Outpatient Mastectomy a Viable Option for Many Women
WebMD News Archive
March 24, 2000 (Atlanta) -- It was the summer of '96 when Carol Stacey got
the news. Breast cancer. Her feelings were "absolute terror," Stacey
tells WebMD. Mastectomy, or complete removal of the breast, was necessary, but
her surgeon offered outpatient surgery as an option, which meant, in this case,
less general anesthesia, less nausea -- and no overnight hospital stay.
"Even then, I expected to feel terrible, like you do after most
operations," says Stacey. "But when I went home, I felt great, great!
That very same day. You're usually nauseous, drugged, for a couple of days. But
I felt good, really good."
Later, a few HMOs tried to make the outpatient procedure mandatory, and it
was branded by some as "drive-through mastectomy." Battles were fought

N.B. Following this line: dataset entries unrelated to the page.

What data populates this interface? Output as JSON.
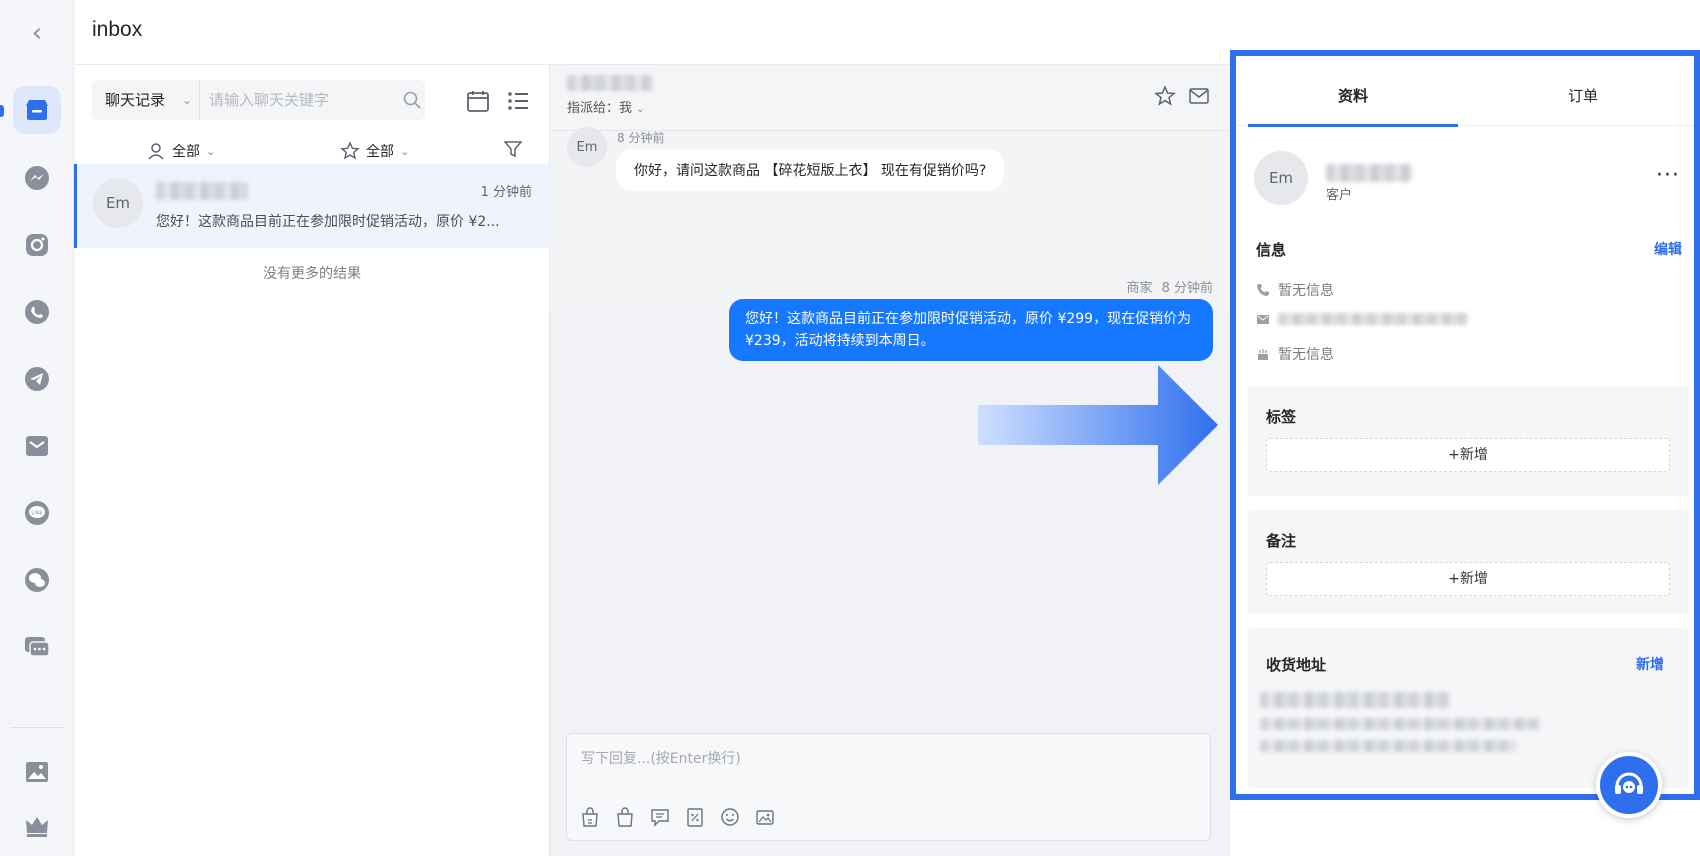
{
  "header": {
    "title": "inbox"
  },
  "rail": {
    "icons": [
      "back-icon",
      "store-icon",
      "messenger-icon",
      "instagram-icon",
      "whatsapp-icon",
      "telegram-icon",
      "email-icon",
      "line-icon",
      "wechat-icon",
      "chat-icon",
      "gallery-icon",
      "crown-icon"
    ]
  },
  "list": {
    "search_scope": "聊天记录",
    "search_placeholder": "请输入聊天关键字",
    "filter_assignee": "全部",
    "filter_star": "全部",
    "conversations": [
      {
        "avatar": "Em",
        "time": "1 分钟前",
        "preview": "您好！这款商品目前正在参加限时促销活动，原价 ¥2..."
      }
    ],
    "no_more": "没有更多的结果"
  },
  "chat": {
    "assign_label": "指派给：我",
    "messages": [
      {
        "from": "customer",
        "avatar": "Em",
        "time": "8 分钟前",
        "text": "你好，请问这款商品 【碎花短版上衣】 现在有促销价吗?"
      },
      {
        "from": "merchant",
        "sender": "商家",
        "time": "8 分钟前",
        "text": "您好！这款商品目前正在参加限时促销活动，原价 ¥299，现在促销价为 ¥239，活动将持续到本周日。"
      }
    ],
    "compose_placeholder": "写下回复...(按Enter换行)"
  },
  "info_panel": {
    "tabs": [
      "资料",
      "订单"
    ],
    "active_tab": "资料",
    "customer": {
      "avatar": "Em",
      "role": "客户"
    },
    "info_title": "信息",
    "edit_label": "编辑",
    "phone": "暂无信息",
    "birthday": "暂无信息",
    "tags_title": "标签",
    "tags_add": "+新增",
    "notes_title": "备注",
    "notes_add": "+新增",
    "address_title": "收货地址",
    "address_add": "新增"
  },
  "colors": {
    "accent": "#2f6fed",
    "bubble_out": "#1677ff",
    "highlight_border": "#2f6fed"
  }
}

in state legislatures to ban the procedure. Surgeons from Johns Hopkins Medical
School found themselves lobbying for patients' rights. Stacey found herself
compelled to write a letter to the Baltimore Sun, a testimonial about

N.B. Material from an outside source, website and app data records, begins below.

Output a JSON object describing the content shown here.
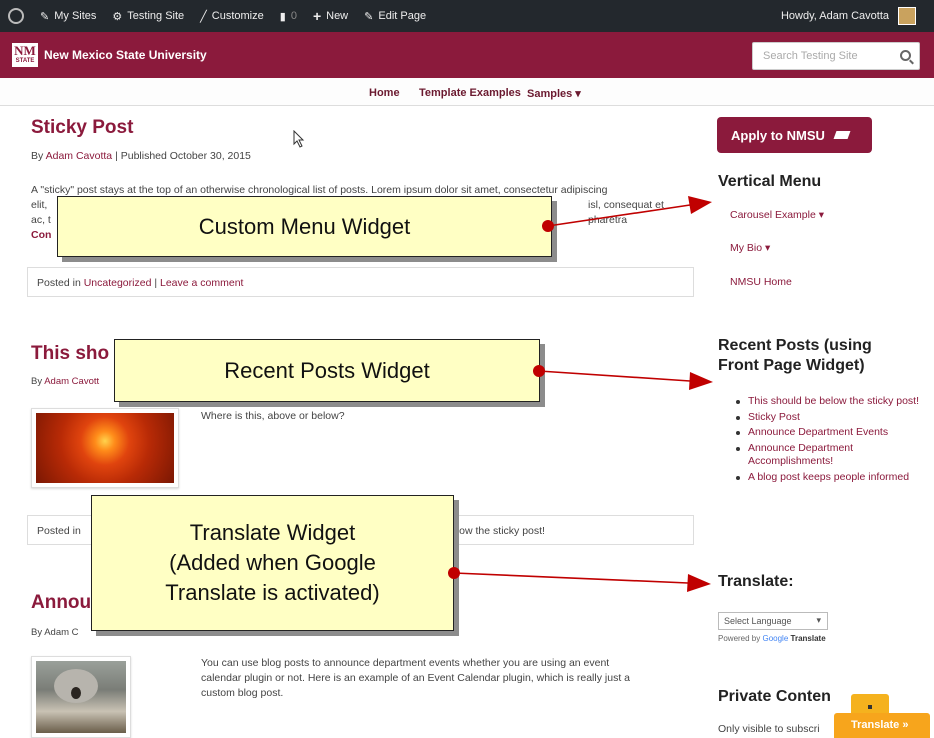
{
  "adminbar": {
    "my_sites": "My Sites",
    "site_name": "Testing Site",
    "customize": "Customize",
    "comments_count": "0",
    "new": "New",
    "edit_page": "Edit Page",
    "howdy": "Howdy, Adam Cavotta"
  },
  "brand": {
    "logo_text": "NM",
    "logo_sub": "STATE",
    "name": "New Mexico State University",
    "search_placeholder": "Search Testing Site"
  },
  "nav": {
    "home": "Home",
    "template_examples": "Template Examples",
    "samples": "Samples ▾"
  },
  "posts": [
    {
      "title": "Sticky Post",
      "by": "By",
      "author": "Adam Cavotta",
      "published": "| Published October 30, 2015",
      "excerpt_line1": "A \"sticky\" post stays at the top of an otherwise chronological list of posts.   Lorem ipsum dolor sit amet, consectetur adipiscing",
      "excerpt_line2_left": "elit,",
      "excerpt_line2_right": "isl, consequat et pharetra",
      "excerpt_line3_left": "ac, t",
      "excerpt_line4_left": "Con",
      "posted_in": "Posted in",
      "category": "Uncategorized",
      "separator": "|",
      "comment_link": "Leave a comment"
    },
    {
      "title_visible": "This sho",
      "by": "By",
      "author_visible": "Adam Cavott",
      "body": "Where is this, above or below?",
      "posted_in_visible": "Posted in",
      "meta_right": "elow the sticky post!"
    },
    {
      "title_visible": "Annou",
      "by_visible": "By Adam C",
      "body_line1": "You can use blog posts to announce department events whether you are using an event",
      "body_line2": "calendar plugin or not. Here is an example of an Event Calendar plugin, which is really just a",
      "body_line3": "custom blog post."
    }
  ],
  "sidebar": {
    "apply_button": "Apply to NMSU",
    "vertical_menu_title": "Vertical Menu",
    "menu_items": [
      "Carousel Example ▾",
      "My Bio ▾",
      "NMSU Home"
    ],
    "recent_posts_title_line1": "Recent Posts (using",
    "recent_posts_title_line2": "Front Page Widget)",
    "recent_posts": [
      "This should be below the sticky post!",
      "Sticky Post",
      "Announce Department Events",
      "Announce Department Accomplishments!",
      "A blog post keeps people informed"
    ],
    "translate_title": "Translate:",
    "select_language": "Select Language",
    "powered_by": "Powered by",
    "google": "Google",
    "translate_word": "Translate",
    "private_title": "Private Conten",
    "private_text": "Only visible to subscri",
    "translate_tab": "Translate »"
  },
  "callouts": {
    "custom_menu": "Custom Menu Widget",
    "recent_posts": "Recent Posts Widget",
    "translate_line1": "Translate Widget",
    "translate_line2": "(Added when Google",
    "translate_line3": "Translate is activated)"
  },
  "colors": {
    "brand": "#8b1a3c",
    "adminbar": "#23282d",
    "callout_fill": "#ffffc4",
    "arrow": "#c00000",
    "translate_tab": "#f7a51c"
  },
  "icons": {
    "wordpress": "wordpress-icon",
    "sites": "my-sites-icon",
    "customize": "brush-icon",
    "comments": "comment-icon",
    "new": "plus-icon",
    "edit": "pencil-icon",
    "search": "search-icon",
    "cap": "graduation-cap-icon"
  }
}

her own very positive experience "so that women would have the option at
least of having this as outpatient surgery," she tells WebMD.
Unfortunately, in the media uproar, some very promising data got lost,

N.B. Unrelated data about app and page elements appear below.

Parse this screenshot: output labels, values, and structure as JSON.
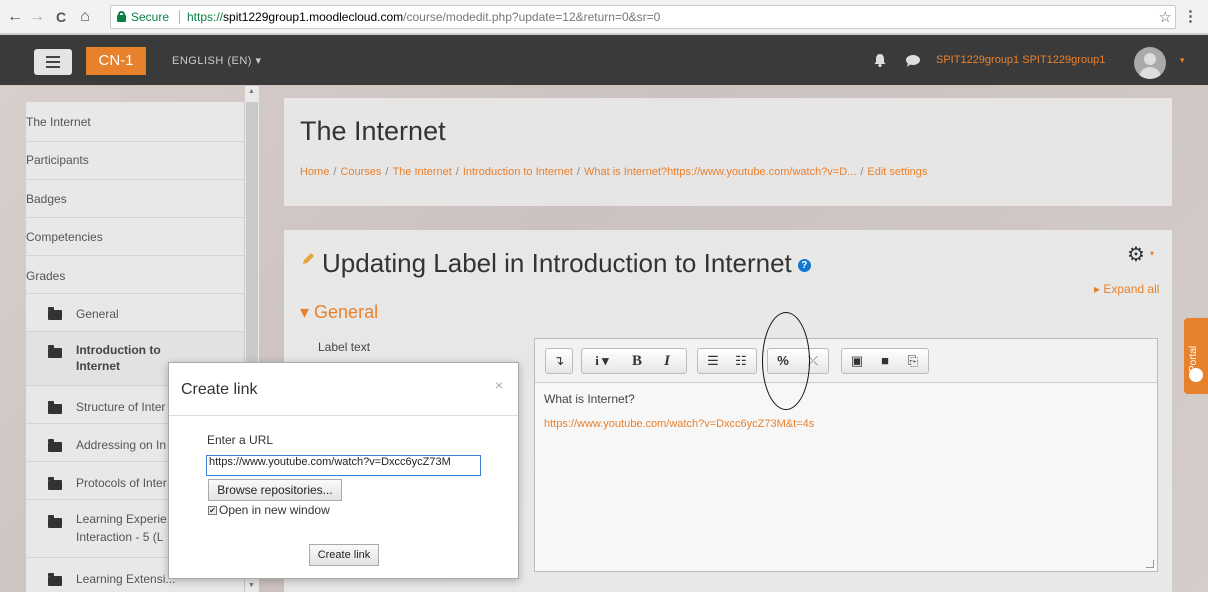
{
  "browser": {
    "back": "←",
    "forward": "→",
    "reload": "C",
    "home": "⌂",
    "secure_label": "Secure",
    "url_scheme": "https://",
    "url_host": "spit1229group1.moodlecloud.com",
    "url_path": "/course/modedit.php?update=12&return=0&sr=0",
    "star": "☆",
    "menu": "⋮"
  },
  "navbar": {
    "brand": "CN-1",
    "language": "ENGLISH (EN) ▾",
    "username": "SPIT1229group1 SPIT1229group1",
    "user_caret": "▾",
    "accent": "#e8812c"
  },
  "sidebar": {
    "items": [
      {
        "label": "The Internet"
      },
      {
        "label": "Participants"
      },
      {
        "label": "Badges"
      },
      {
        "label": "Competencies"
      },
      {
        "label": "Grades"
      },
      {
        "label": "General",
        "icon": "folder-icon"
      },
      {
        "label": "Introduction to",
        "label2": "Internet",
        "icon": "folder-icon"
      },
      {
        "label": "Structure of Inter",
        "icon": "folder-icon"
      },
      {
        "label": "Addressing on In",
        "icon": "folder-icon"
      },
      {
        "label": "Protocols of Inter",
        "icon": "folder-icon"
      },
      {
        "label": "Learning Experie",
        "label2": "Interaction - 5 (L",
        "icon": "folder-icon"
      },
      {
        "label": "Learning Extensi...",
        "icon": "folder-icon"
      }
    ]
  },
  "header": {
    "title": "The Internet",
    "breadcrumb": [
      "Home",
      "Courses",
      "The Internet",
      "Introduction to Internet",
      "What is Internet?https://www.youtube.com/watch?v=D...",
      "Edit settings"
    ],
    "separator": "/"
  },
  "main": {
    "title": "Updating Label in Introduction to Internet",
    "help": "?",
    "gear": "⚙",
    "gear_caret": "▾",
    "expand_all": "▸ Expand all",
    "section": "▾ General",
    "label_text": "Label text",
    "editor": {
      "toolbar": [
        {
          "name": "collapse-button",
          "glyph": "↴"
        },
        {
          "name": "style-button",
          "glyph": "i ▾"
        },
        {
          "name": "bold-button",
          "glyph": "B"
        },
        {
          "name": "italic-button",
          "glyph": "I"
        },
        {
          "name": "unordered-list-button",
          "glyph": "☰"
        },
        {
          "name": "ordered-list-button",
          "glyph": "☷"
        },
        {
          "name": "link-button",
          "glyph": "%"
        },
        {
          "name": "unlink-button",
          "glyph": "⤫"
        },
        {
          "name": "image-button",
          "glyph": "▣"
        },
        {
          "name": "media-button",
          "glyph": "■"
        },
        {
          "name": "manage-files-button",
          "glyph": "⎘"
        }
      ],
      "body_text": "What is Internet?",
      "body_link": "https://www.youtube.com/watch?v=Dxcc6ycZ73M&t=4s"
    }
  },
  "modal": {
    "title": "Create link",
    "close": "×",
    "url_label": "Enter a URL",
    "url_value": "https://www.youtube.com/watch?v=Dxcc6ycZ73M",
    "browse_label": "Browse repositories...",
    "new_window_label": "Open in new window",
    "new_window_checked": true,
    "create_label": "Create link"
  },
  "portal": {
    "label": "Portal"
  }
}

William Dooley, MD, a surgical oncologist and medical director of Johns Hopkins
Breast Center, tells WebMD. At Hopkins and a handful of other top cancer
treatment hospitals, outpatient mastectomy was proving to be a significantly
better option for some women.
"The HMOs had found that patient outcomes [at these hospitals] were
substantially better and with less risk," says Dooley, who helped lead the
lobbying effort in Maryland and on Capitol Hill. "Each of these hospitals
[surveyed by the HMOs] had gone about it like we had, improving quality of
care, which made it possible for patients to go home early."
"Outpatient mastectomy is both medically safe and can be a positive
treatment experience if patients and families are well prepared," Dooley
reported at a recent meeting at the Society of Surgical Oncology.
He presented data on a series of mastectomies in 204 patients, average age
58, all performed between 1995 and 1997. All patients were given the option of
having the procedure done on an outpatient basis -- meaning they would leave
the hospital five hours after surgery.
One year beyond active breast cancer treatment, surveys revealed a very good
or excellent satisfaction score in 98% of patient cases. "The most commonly
cited reason for high satisfaction was the empowerment felt by the patient and
family to participate in the decision-making and treatment processes," says
Since 1995, when the outpatient program began, patient choice grew from a
low of 15% to 80% in 1997. Currently, 95% of patients choose to be outpatients.
Also, says Dooley, "The majority of women who chose to do it as outpatients
also had fewer side effects and complications through their chemotherapy and
radiation therapy. So the positive psychological benefit ... seemed to have
some lingering effects."